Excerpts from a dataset
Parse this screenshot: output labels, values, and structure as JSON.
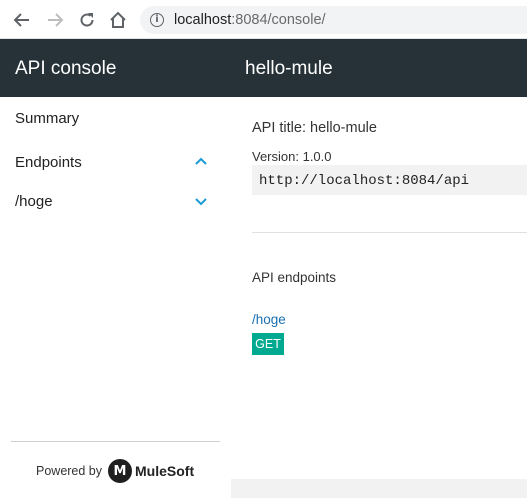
{
  "browser": {
    "url_host": "localhost",
    "url_path": ":8084/console/"
  },
  "header": {
    "app_title": "API console",
    "page_title": "hello-mule"
  },
  "sidebar": {
    "items": [
      {
        "label": "Summary"
      },
      {
        "label": "Endpoints",
        "chevron": "chevron-up-icon"
      },
      {
        "label": "/hoge",
        "chevron": "chevron-down-icon"
      }
    ],
    "powered_by": "Powered by",
    "brand": "MuleSoft"
  },
  "main": {
    "api_title": "API title: hello-mule",
    "version": "Version: 1.0.0",
    "base_uri": "http://localhost:8084/api",
    "endpoints_heading": "API endpoints",
    "endpoints": [
      {
        "path": "/hoge",
        "methods": [
          "GET"
        ]
      }
    ]
  },
  "colors": {
    "header_bg": "#263238",
    "accent": "#1a9bd7",
    "get_badge": "#00a98f",
    "link": "#1a6fb0"
  }
}
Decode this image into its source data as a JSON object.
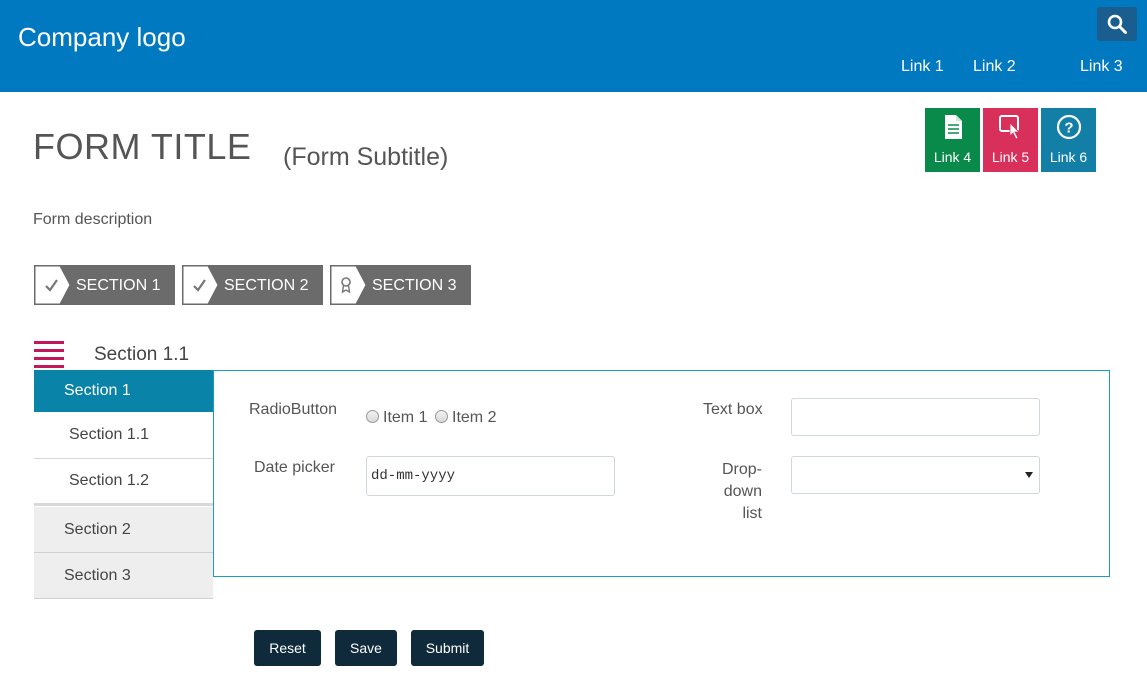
{
  "header": {
    "logo": "Company logo",
    "links": [
      "Link 1",
      "Link 2",
      "Link 3"
    ],
    "color": "#0079c1"
  },
  "form": {
    "title": "FORM TITLE",
    "subtitle": "(Form Subtitle)",
    "description": "Form description"
  },
  "tiles": [
    {
      "label": "Link 4",
      "icon": "document-icon",
      "color": "#0a8a4a"
    },
    {
      "label": "Link 5",
      "icon": "pointer-click-icon",
      "color": "#d9305b"
    },
    {
      "label": "Link 6",
      "icon": "help-circle-icon",
      "color": "#137fa6"
    }
  ],
  "steps": [
    {
      "label": "SECTION 1",
      "icon": "checkmark-icon"
    },
    {
      "label": "SECTION 2",
      "icon": "checkmark-icon"
    },
    {
      "label": "SECTION 3",
      "icon": "award-icon"
    }
  ],
  "section_heading": "Section 1.1",
  "left_nav": [
    {
      "label": "Section 1",
      "active": true
    },
    {
      "label": "Section 1.1"
    },
    {
      "label": "Section 1.2"
    },
    {
      "label": "Section 2"
    },
    {
      "label": "Section 3"
    }
  ],
  "fields": {
    "radio_label": "RadioButton",
    "radio_items": [
      "Item 1",
      "Item 2"
    ],
    "textbox_label": "Text box",
    "textbox_value": "",
    "datepicker_label": "Date picker",
    "datepicker_placeholder": "dd-mm-yyyy",
    "dropdown_label_1": "Drop-down",
    "dropdown_label_2": "list",
    "dropdown_selected": ""
  },
  "buttons": {
    "reset": "Reset",
    "save": "Save",
    "submit": "Submit"
  },
  "colors": {
    "accent": "#0a83a8",
    "step_bg": "#6b6b6b",
    "menu_icon": "#c2185b",
    "button": "#0e2a3b"
  }
}
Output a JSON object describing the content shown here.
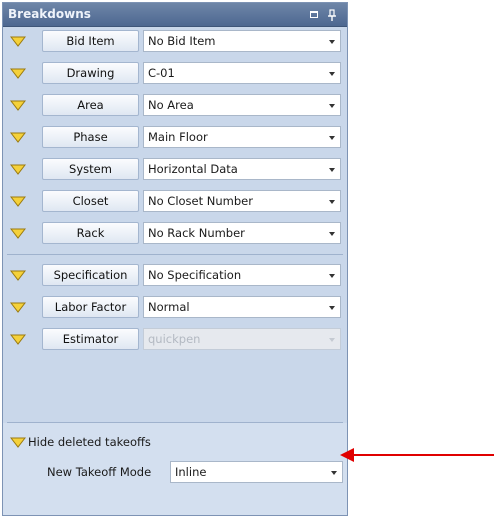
{
  "panel": {
    "title": "Breakdowns",
    "title_icons": [
      "restore-icon",
      "pin-icon"
    ]
  },
  "rows_group1": [
    {
      "button": "Bid Item",
      "value": "No Bid Item"
    },
    {
      "button": "Drawing",
      "value": "C-01"
    },
    {
      "button": "Area",
      "value": "No Area"
    },
    {
      "button": "Phase",
      "value": "Main Floor"
    },
    {
      "button": "System",
      "value": "Horizontal Data"
    },
    {
      "button": "Closet",
      "value": "No Closet Number"
    },
    {
      "button": "Rack",
      "value": "No Rack Number"
    }
  ],
  "rows_group2": [
    {
      "button": "Specification",
      "value": "No Specification"
    },
    {
      "button": "Labor Factor",
      "value": "Normal"
    },
    {
      "button": "Estimator",
      "value": "quickpen",
      "disabled": true
    }
  ],
  "options": {
    "hide_deleted": "Hide deleted takeoffs",
    "mode_label": "New Takeoff Mode",
    "mode_value": "Inline"
  },
  "colors": {
    "triangle_fill": "#f5d13a",
    "annotation_arrow": "#e00000",
    "title_bar": "#5a7399"
  }
}
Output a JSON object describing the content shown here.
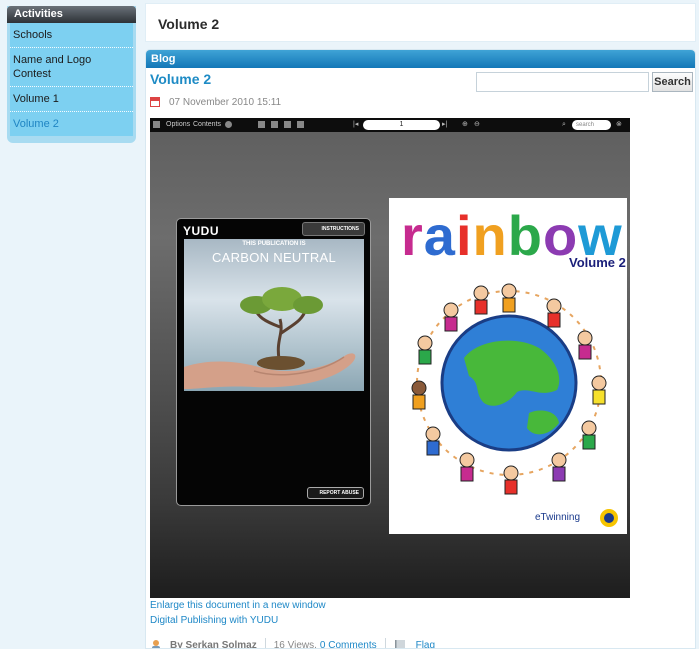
{
  "sidebar": {
    "title": "Activities",
    "items": [
      {
        "label": "Schools"
      },
      {
        "label": "Name and Logo Contest"
      },
      {
        "label": "Volume 1"
      },
      {
        "label": "Volume 2"
      }
    ]
  },
  "header": {
    "title": "Volume 2"
  },
  "blog": {
    "bar_title": "Blog",
    "post_title": "Volume 2",
    "date": "07 November 2010 15:11",
    "search": {
      "placeholder": "",
      "button": "Search"
    }
  },
  "viewer": {
    "toolbar": {
      "options": "Options",
      "contents": "Contents",
      "page": "1",
      "search_placeholder": "search"
    },
    "yudu": {
      "logo": "YUDU",
      "instructions": "INSTRUCTIONS",
      "carbon_small": "THIS PUBLICATION IS",
      "carbon_big": "CARBON NEUTRAL",
      "report": "REPORT ABUSE"
    },
    "cover": {
      "title_letters": [
        "r",
        "a",
        "i",
        "n",
        "b",
        "o",
        "w"
      ],
      "title_colors": [
        "#c62b8f",
        "#2e6bd0",
        "#e7302a",
        "#f0a020",
        "#2ba84a",
        "#8c3bb2",
        "#1e9ad6"
      ],
      "volume": "Volume 2",
      "logo_text": "eTwinning"
    }
  },
  "links": {
    "enlarge": "Enlarge this document in a new window",
    "digital": "Digital Publishing with YUDU"
  },
  "footer": {
    "author": "By Serkan Solmaz",
    "views": "16 Views,",
    "comments": "0 Comments",
    "flag": "Flag"
  },
  "colors": {
    "accent": "#1e8bc5",
    "sidebar": "#7dd0f1"
  }
}
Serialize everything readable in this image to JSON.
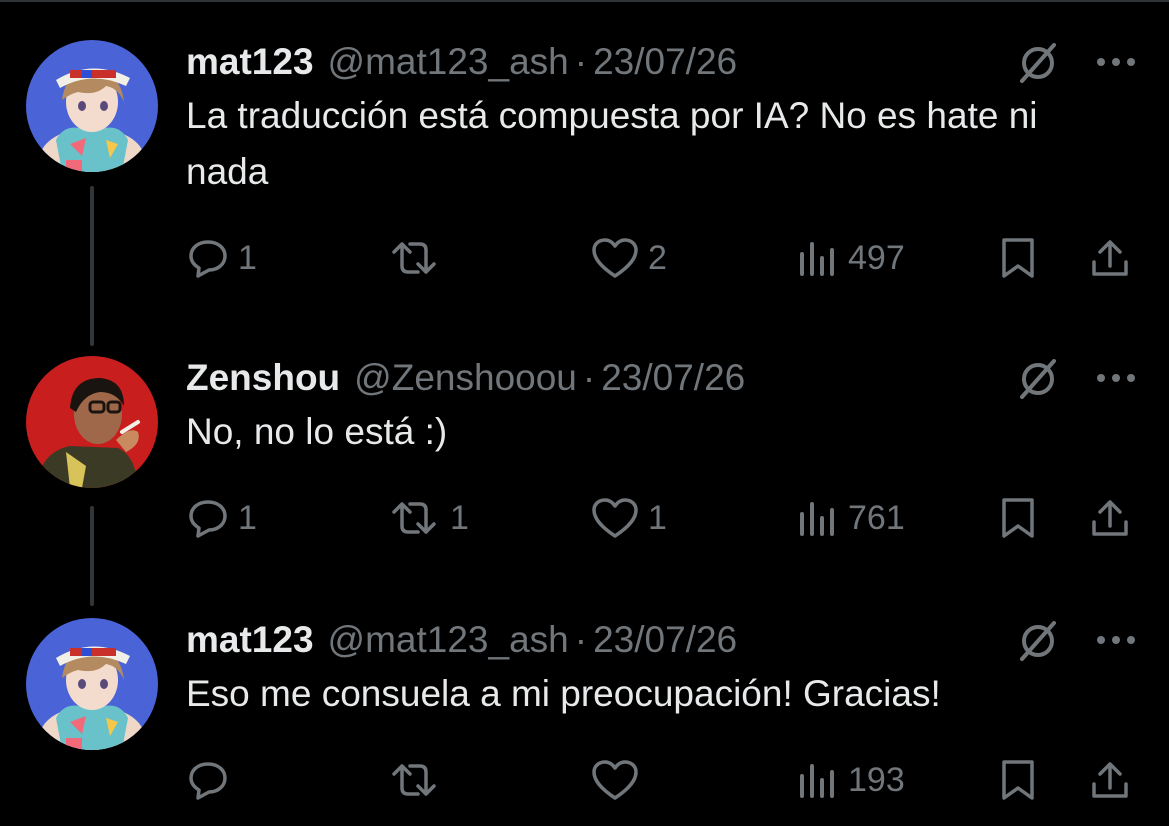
{
  "posts": [
    {
      "display_name": "mat123",
      "handle": "@mat123_ash",
      "separator": "·",
      "date": "23/07/26",
      "text": "La traducción está compuesta por IA? No es hate ni nada",
      "avatar": "anime-girl-avatar",
      "replies": "1",
      "reposts": "",
      "likes": "2",
      "views": "497"
    },
    {
      "display_name": "Zenshou",
      "handle": "@Zenshooou",
      "separator": "·",
      "date": "23/07/26",
      "text": "No, no lo está :)",
      "avatar": "smoking-man-avatar",
      "replies": "1",
      "reposts": "1",
      "likes": "1",
      "views": "761"
    },
    {
      "display_name": "mat123",
      "handle": "@mat123_ash",
      "separator": "·",
      "date": "23/07/26",
      "text": "Eso me consuela a mi preocupación! Gracias!",
      "avatar": "anime-girl-avatar",
      "replies": "",
      "reposts": "",
      "likes": "",
      "views": "193"
    }
  ],
  "colors": {
    "background": "#000000",
    "primary_text": "#e7e9ea",
    "secondary_text": "#71767b",
    "thread_line": "#333639"
  },
  "icons": [
    "reply-icon",
    "repost-icon",
    "like-icon",
    "views-icon",
    "bookmark-icon",
    "share-icon",
    "grok-icon",
    "more-icon"
  ]
}
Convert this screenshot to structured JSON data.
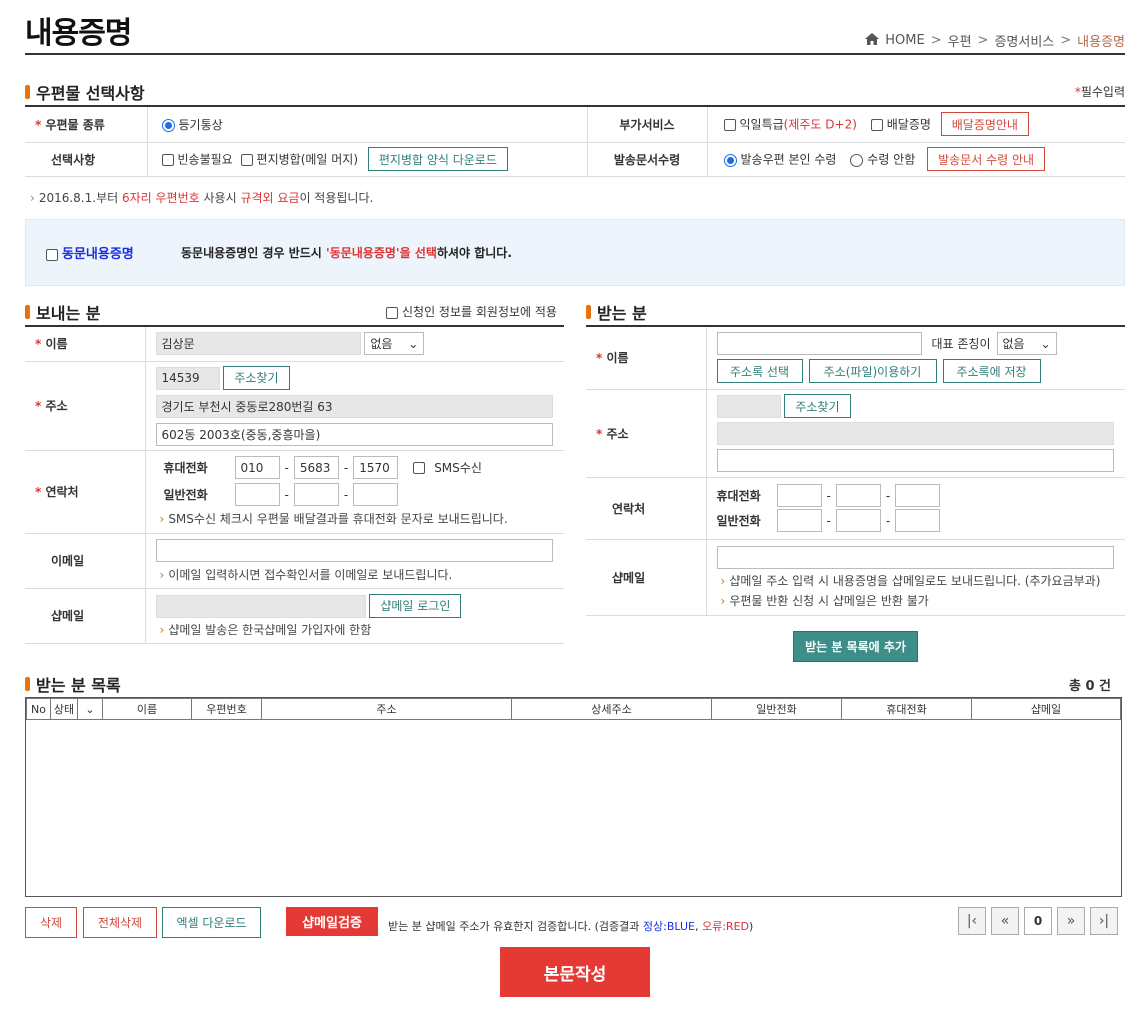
{
  "page": {
    "title": "내용증명"
  },
  "breadcrumb": {
    "home": "HOME",
    "sep": ">",
    "b1": "우편",
    "b2": "증명서비스",
    "b3": "내용증명"
  },
  "options": {
    "section": "우편물 선택사항",
    "required_mark": "*",
    "required_note": "필수입력",
    "mail_type_label": "우편물 종류",
    "mail_type_value": "등기통상",
    "extra_label": "부가서비스",
    "express_label": "익일특급",
    "express_note": "(제주도 D+2)",
    "delivery_proof": "배달증명",
    "delivery_guide_btn": "배달증명안내",
    "select_label": "선택사항",
    "empty_ok": "빈송불필요",
    "merge": "편지병합(메일 머지)",
    "merge_download_btn": "편지병합 양식 다운로드",
    "doc_receive_label": "발송문서수령",
    "doc_self": "발송우편 본인 수령",
    "doc_none": "수령 안함",
    "doc_guide_btn": "발송문서 수령 안내"
  },
  "notice": {
    "pre": "2016.8.1.부터 ",
    "red1": "6자리 우편번호",
    "mid": " 사용시 ",
    "red2": "규격외 요금",
    "post": "이 적용됩니다."
  },
  "same": {
    "label": "동문내용증명",
    "pre": "동문내용증명인 경우 반드시 ",
    "red": "'동문내용증명'을 선택",
    "post": "하셔야 합니다."
  },
  "sender": {
    "section": "보내는 분",
    "apply_member": "신청인 정보를 회원정보에 적용",
    "name_label": "이름",
    "name_value": "김상문",
    "title_select": "없음",
    "addr_label": "주소",
    "zip": "14539",
    "find_addr_btn": "주소찾기",
    "addr1": "경기도 부천시 중동로280번길 63",
    "addr2": "602동 2003호(중동,중흥마을)",
    "contact_label": "연락처",
    "mobile_label": "휴대전화",
    "mobile1": "010",
    "mobile2": "5683",
    "mobile3": "1570",
    "sms_label": "SMS수신",
    "phone_label": "일반전화",
    "dash": "-",
    "sms_hint": "SMS수신 체크시 우편물 배달결과를 휴대전화 문자로 보내드립니다.",
    "email_label": "이메일",
    "email_hint": "이메일 입력하시면 접수확인서를 이메일로 보내드립니다.",
    "shopmail_label": "샵메일",
    "shopmail_login_btn": "샵메일 로그인",
    "shopmail_hint": "샵메일 발송은 한국샵메일 가입자에 한함"
  },
  "receiver": {
    "section": "받는 분",
    "name_label": "이름",
    "honorific_label": "대표 존칭이",
    "honorific_select": "없음",
    "addrbook_btn": "주소록 선택",
    "file_btn": "주소(파일)이용하기",
    "save_btn": "주소록에 저장",
    "addr_label": "주소",
    "find_addr_btn": "주소찾기",
    "contact_label": "연락처",
    "mobile_label": "휴대전화",
    "phone_label": "일반전화",
    "dash": "-",
    "shopmail_label": "샵메일",
    "hint1": "샵메일 주소 입력 시 내용증명을 샵메일로도 보내드립니다. (추가요금부과)",
    "hint2": "우편물 반환 신청 시 샵메일은 반환 불가",
    "add_btn": "받는 분 목록에 추가"
  },
  "list": {
    "section": "받는 분 목록",
    "total": "총 0 건",
    "headers": [
      "No",
      "상태",
      "",
      "이름",
      "우편번호",
      "주소",
      "상세주소",
      "일반전화",
      "휴대전화",
      "샵메일"
    ]
  },
  "bottom": {
    "delete_btn": "삭제",
    "delete_all_btn": "전체삭제",
    "excel_btn": "엑셀 다운로드",
    "verify_btn": "샵메일검증",
    "verify_pre": "받는 분 샵메일 주소가 유효한지 검증합니다. (검증결과 ",
    "ok": "정상:BLUE",
    "comma": ", ",
    "err": "오류:RED",
    "close": ")",
    "page_num": "0",
    "write_btn": "본문작성"
  },
  "colors": {
    "accent": "#e8720c",
    "teal": "#2f7e7a",
    "red": "#d04a3c",
    "blue": "#1a2ee0",
    "notice_bg": "#eef4fb"
  }
}
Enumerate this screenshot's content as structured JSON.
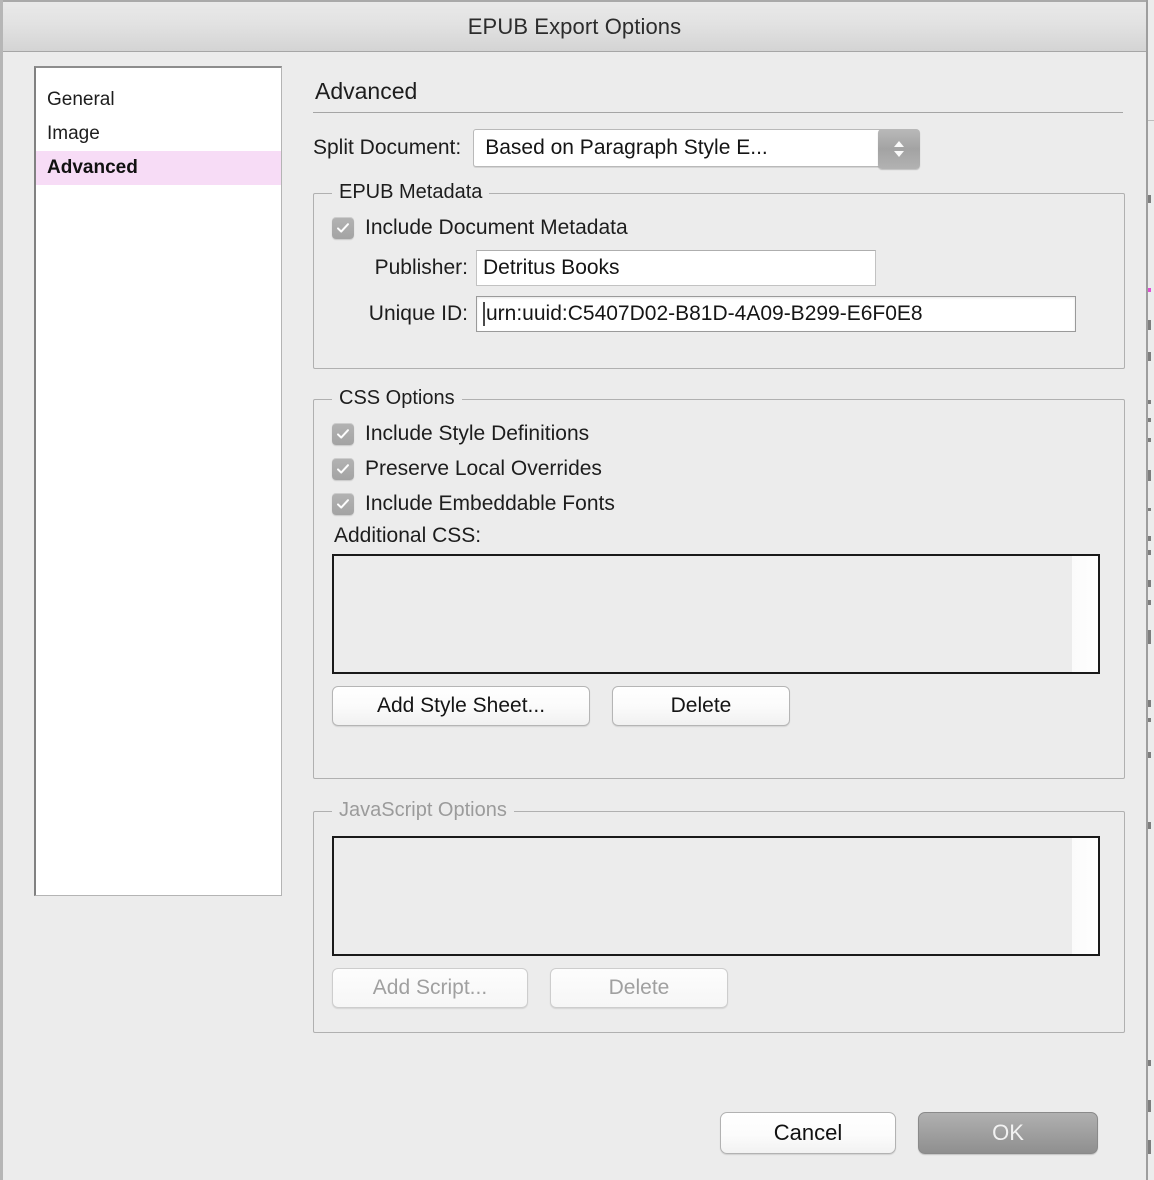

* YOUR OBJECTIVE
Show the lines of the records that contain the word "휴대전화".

* ANSWER SECTION
    "mobile_label": "휴대전화",
    "sms_hint": "SMS수신 체크시 우편물 배달결과를 휴대전화 문자로 보내드립니다.",
    "mobile_label": "휴대전화",
      "휴대전화",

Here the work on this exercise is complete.